Uber says the number is an approximation rather than an exact count, due to the fact that some users might disclose a location that is different to where they actually reside. Uber currently has over 5 million riders and 50,000 drivers in the UK, although figures would have been lower a year ago.
It also believes that trip location histories, credit card numbers, bank account numbers and dates of birth were not included in the breach, at least according to third-party forensics experts hired by the company.
Last week, the UK's Information Commissioner's Office (ICO) opened an investigation into the October 2016 hack, noting that it had "huge concerns" about Uber's data practices and its decision not to disclose it. Uber kept details of the breach secret for about a year -- although its new CEO knew two months before news went public -- choosing instead to pay the hackers $100,000 to delete the information.

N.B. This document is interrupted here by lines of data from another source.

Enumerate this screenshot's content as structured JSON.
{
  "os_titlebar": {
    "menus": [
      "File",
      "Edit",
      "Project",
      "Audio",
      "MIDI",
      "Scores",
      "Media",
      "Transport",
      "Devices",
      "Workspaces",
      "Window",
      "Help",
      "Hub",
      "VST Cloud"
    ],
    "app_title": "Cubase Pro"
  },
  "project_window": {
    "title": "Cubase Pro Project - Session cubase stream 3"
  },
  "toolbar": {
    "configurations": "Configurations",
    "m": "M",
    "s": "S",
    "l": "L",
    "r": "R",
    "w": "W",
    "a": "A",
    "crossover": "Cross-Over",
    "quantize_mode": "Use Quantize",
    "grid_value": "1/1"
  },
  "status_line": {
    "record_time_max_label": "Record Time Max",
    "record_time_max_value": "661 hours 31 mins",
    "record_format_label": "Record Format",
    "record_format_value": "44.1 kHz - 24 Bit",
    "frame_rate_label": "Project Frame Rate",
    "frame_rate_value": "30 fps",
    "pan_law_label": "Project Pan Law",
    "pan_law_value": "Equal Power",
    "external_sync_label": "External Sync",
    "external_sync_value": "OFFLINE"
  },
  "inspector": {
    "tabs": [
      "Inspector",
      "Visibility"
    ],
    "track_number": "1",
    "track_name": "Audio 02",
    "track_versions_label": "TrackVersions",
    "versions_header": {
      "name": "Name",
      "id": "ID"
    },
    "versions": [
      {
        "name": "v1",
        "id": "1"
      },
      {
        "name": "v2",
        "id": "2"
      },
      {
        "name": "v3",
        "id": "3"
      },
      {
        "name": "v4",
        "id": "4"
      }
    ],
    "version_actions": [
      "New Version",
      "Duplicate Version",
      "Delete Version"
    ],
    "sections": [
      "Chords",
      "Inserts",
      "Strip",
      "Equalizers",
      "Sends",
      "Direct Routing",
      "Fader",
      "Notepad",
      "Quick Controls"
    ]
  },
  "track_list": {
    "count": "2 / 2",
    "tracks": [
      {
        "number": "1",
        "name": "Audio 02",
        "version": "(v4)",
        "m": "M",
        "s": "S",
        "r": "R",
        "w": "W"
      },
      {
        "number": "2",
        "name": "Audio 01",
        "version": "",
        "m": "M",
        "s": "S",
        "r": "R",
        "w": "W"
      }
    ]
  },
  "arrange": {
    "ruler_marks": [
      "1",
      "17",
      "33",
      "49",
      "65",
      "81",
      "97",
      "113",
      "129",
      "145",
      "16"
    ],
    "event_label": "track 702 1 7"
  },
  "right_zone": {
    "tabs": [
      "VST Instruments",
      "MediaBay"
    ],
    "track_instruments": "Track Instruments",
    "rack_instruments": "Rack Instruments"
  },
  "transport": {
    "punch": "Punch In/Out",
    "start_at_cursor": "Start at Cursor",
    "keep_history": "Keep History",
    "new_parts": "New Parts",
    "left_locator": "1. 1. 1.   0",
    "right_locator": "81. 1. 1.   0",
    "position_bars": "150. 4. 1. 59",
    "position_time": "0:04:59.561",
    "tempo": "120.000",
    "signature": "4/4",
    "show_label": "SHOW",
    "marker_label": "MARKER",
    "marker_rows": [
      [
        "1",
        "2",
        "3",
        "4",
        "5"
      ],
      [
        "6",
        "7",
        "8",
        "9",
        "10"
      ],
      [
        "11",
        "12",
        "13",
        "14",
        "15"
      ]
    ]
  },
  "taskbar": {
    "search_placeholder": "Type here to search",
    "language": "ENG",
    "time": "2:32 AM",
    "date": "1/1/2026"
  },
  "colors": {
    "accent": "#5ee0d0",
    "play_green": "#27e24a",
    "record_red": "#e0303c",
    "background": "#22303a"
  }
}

In a statement, Uber said that affected customers won't need to take any further action. "We have seen no evidence of fraud or misuse tied to the incident," it added. "We are monitoring the affected accounts and have flagged them for additional fraud protection."